There have been many instances in the past where social healthcare ventures in trusts which could not be sustained by the promoters and settlers of the trust/societies (see case study) to for profit business models due to various business models, strategic and sustainability issues. The current regulations are fairly prohibitive and do not consider pivoting from not for profit to for profit business models as a going concern. The current draft does not consider these scenarios nor make any recommendations on these exits.

We request that the draft regulations look into provisions for pivoting the business models from for profit to not for profit and vice versa and frictionless exit regulations need to be drafted for a going concern scenarios.

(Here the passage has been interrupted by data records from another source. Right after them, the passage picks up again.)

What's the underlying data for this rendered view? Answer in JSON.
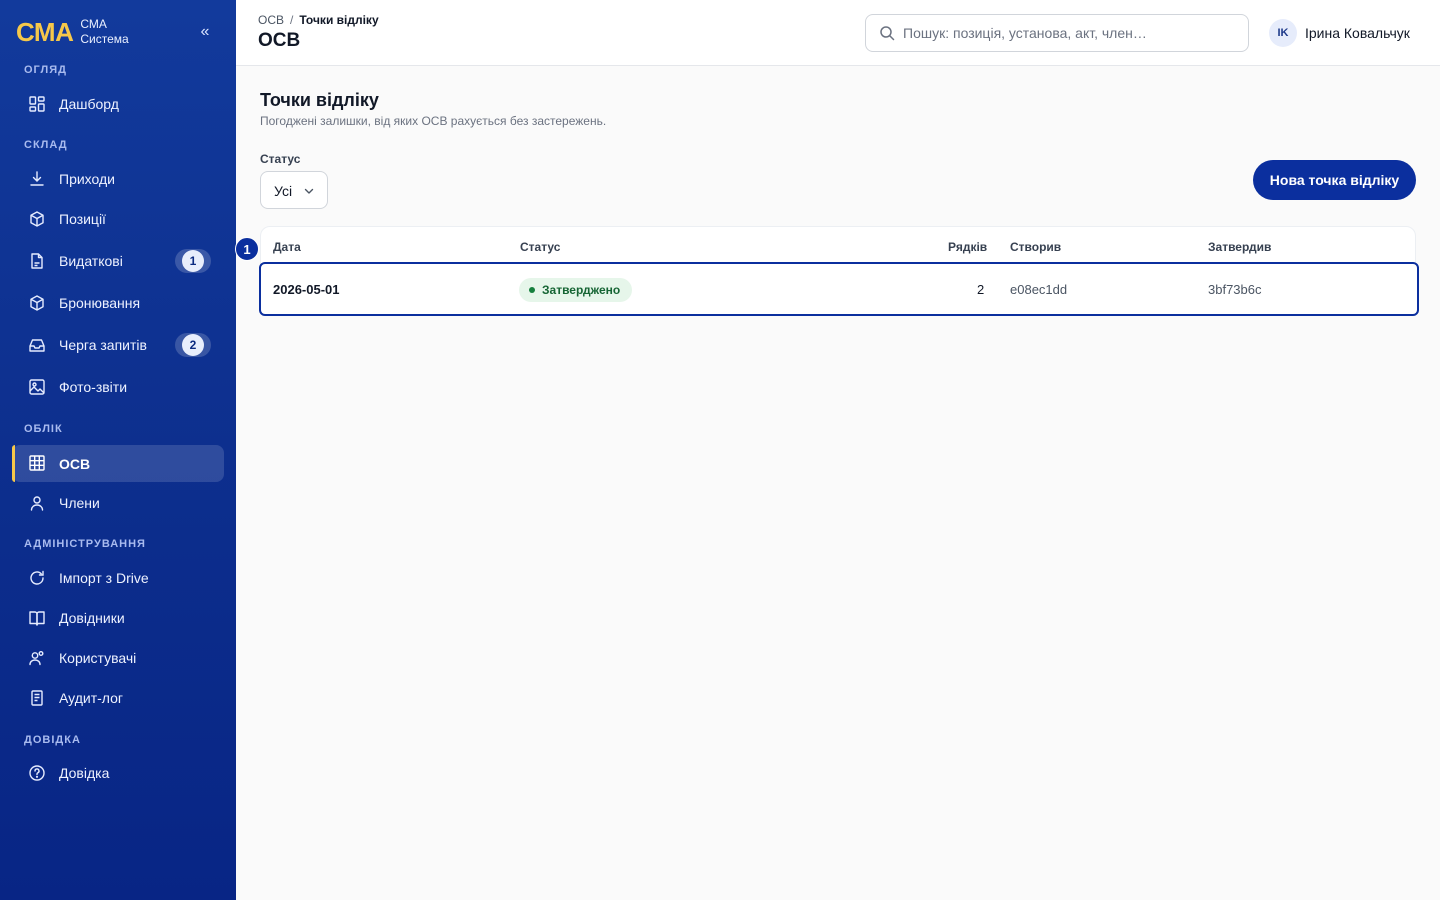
{
  "brand": {
    "logo": "СМА",
    "line1": "СМА",
    "line2": "Система",
    "collapse": "«"
  },
  "sidebar": {
    "sections": [
      {
        "label": "ОГЛЯД"
      },
      {
        "label": "СКЛАД"
      },
      {
        "label": "ОБЛІК"
      },
      {
        "label": "АДМІНІСТРУВАННЯ"
      },
      {
        "label": "ДОВІДКА"
      }
    ],
    "items": [
      {
        "label": "Дашборд",
        "icon": "dashboard-icon"
      },
      {
        "label": "Приходи",
        "icon": "download-icon"
      },
      {
        "label": "Позиції",
        "icon": "box-icon"
      },
      {
        "label": "Видаткові",
        "icon": "document-icon",
        "badge": "1"
      },
      {
        "label": "Бронювання",
        "icon": "box-icon"
      },
      {
        "label": "Черга запитів",
        "icon": "inbox-icon",
        "badge": "2"
      },
      {
        "label": "Фото-звіти",
        "icon": "image-icon"
      },
      {
        "label": "ОСВ",
        "icon": "grid-icon",
        "active": true
      },
      {
        "label": "Члени",
        "icon": "user-icon"
      },
      {
        "label": "Імпорт з Drive",
        "icon": "refresh-icon"
      },
      {
        "label": "Довідники",
        "icon": "book-icon"
      },
      {
        "label": "Користувачі",
        "icon": "users-icon"
      },
      {
        "label": "Аудит-лог",
        "icon": "log-icon"
      },
      {
        "label": "Довідка",
        "icon": "help-icon"
      }
    ]
  },
  "header": {
    "breadcrumb": [
      "ОСВ",
      "Точки відліку"
    ],
    "breadcrumb_sep": "/",
    "title": "ОСВ",
    "search_placeholder": "Пошук: позиція, установа, акт, член…",
    "user": {
      "initials": "IK",
      "name": "Ірина Ковальчук"
    }
  },
  "main": {
    "title": "Точки відліку",
    "subtitle": "Погоджені залишки, від яких ОСВ рахується без застережень.",
    "filter": {
      "label": "Статус",
      "value": "Усі"
    },
    "new_button": "Нова точка відліку",
    "table": {
      "columns": [
        "Дата",
        "Статус",
        "Рядків",
        "Створив",
        "Затвердив"
      ],
      "rows": [
        {
          "date": "2026-05-01",
          "status": "Затверджено",
          "rows": "2",
          "created_by": "e08ec1dd",
          "approved_by": "3bf73b6c"
        }
      ]
    },
    "row_marker": "1"
  },
  "colors": {
    "primary": "#0b2f9e",
    "accent": "#f6c84a",
    "success": "#15803d"
  }
}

We would like to further submit that LPs should be allowed to exit in the event social ventures are not sustainable for their businesses. Otherwise such models become less lucrative and newer LPs may not participate in such models given the inflexibility around it. Therefore, there is a need to provide a flexible mechanism to allow LPs to exit, be it from a ‘non-profit’ to a ‘for profit’ model or vice versa.

Other regulatory issues

Thin capitalization rules

SPVs / acquisition companies are set up in India to raise money (through debt or equity) for the purposes of financing the said acquisition. While restrictions on debt financing of acquisitions still exist, India has seen a steady increase in the use of innovative financial instruments to fund such acquisitions. Thin capitalisation refers to the situation in which a company is financed / leveraged through a relatively high level of debt compared to equity.

Current IT Act provisions restrict the payment of interest by an entity to its ‘Associated Enterprise’ to the extent of 30% of its earnings before interest, taxes, depreciation and amortization (EBITDA) or interest paid or payable to associated enterprise, whichever is less.

In view of the non-deductibility of the interest expense beyond the de minimis threshold as stated above, investors investing through perpetuity debt instruments, do not have access to such an exemption. It is our humble submission that this exemption be allowed for SPVs with a higher debt component, which are eligible to be listed on the SSE satisfying all relevant criteria.

Flexibility in order to get CSR funding

In the event an FPE is converted into a NPO, such organization should be allowed access to CSR funding and this should be expressly mentioned under the SSE regulations.

Relaxation on listing requirements of REITs

We request that the current considerations which are otherwise applicable around listing of REITs be relaxed to an extent in the event of such REIT being eligible to be listed on the SSE. Such considerations include restrictions on minimum subscription amounts (INR 50,000), minimum tradable lots (200), minimum value of such REIT assets (i.e INR 500 cr) etc. The restrictions for example, may disallow listing of REITs focussed on the hospital sector on the SSE in the event such minimum criteria are not met. Relaxation of these norms would allow for a more holistic growth of the sector by allowing much wider participation and garnering more interest from investors. Similar to our recommendation in relation to AIFs, the regulator may also consider carving out a separate type of REIT for this purpose.

Case Studies for Consideration

Deleted from here for confidentiality reasons

 

Conclusion

Fostering widespread engagement among investors will be vital to raise adequate capital to fund projects in social sectors. Some of the suggested incentives will be important for both market participants willing to invest and social purpose organisations which are willing to get listed. The wide-reaching economic impact of COVID-19 has resulted in a surge of areas where investments can be made. As envisaged, in order for SSE to be a platform to facilitate raising of capital in such sectors for them to recover and turn-around from the crisis, these measures would only assist in driving more engagement from the relevant market players and ensure that the objectives behind formulation of SSE is met. We therefore request your kind consideration around the suggested recommendations outlined in this note.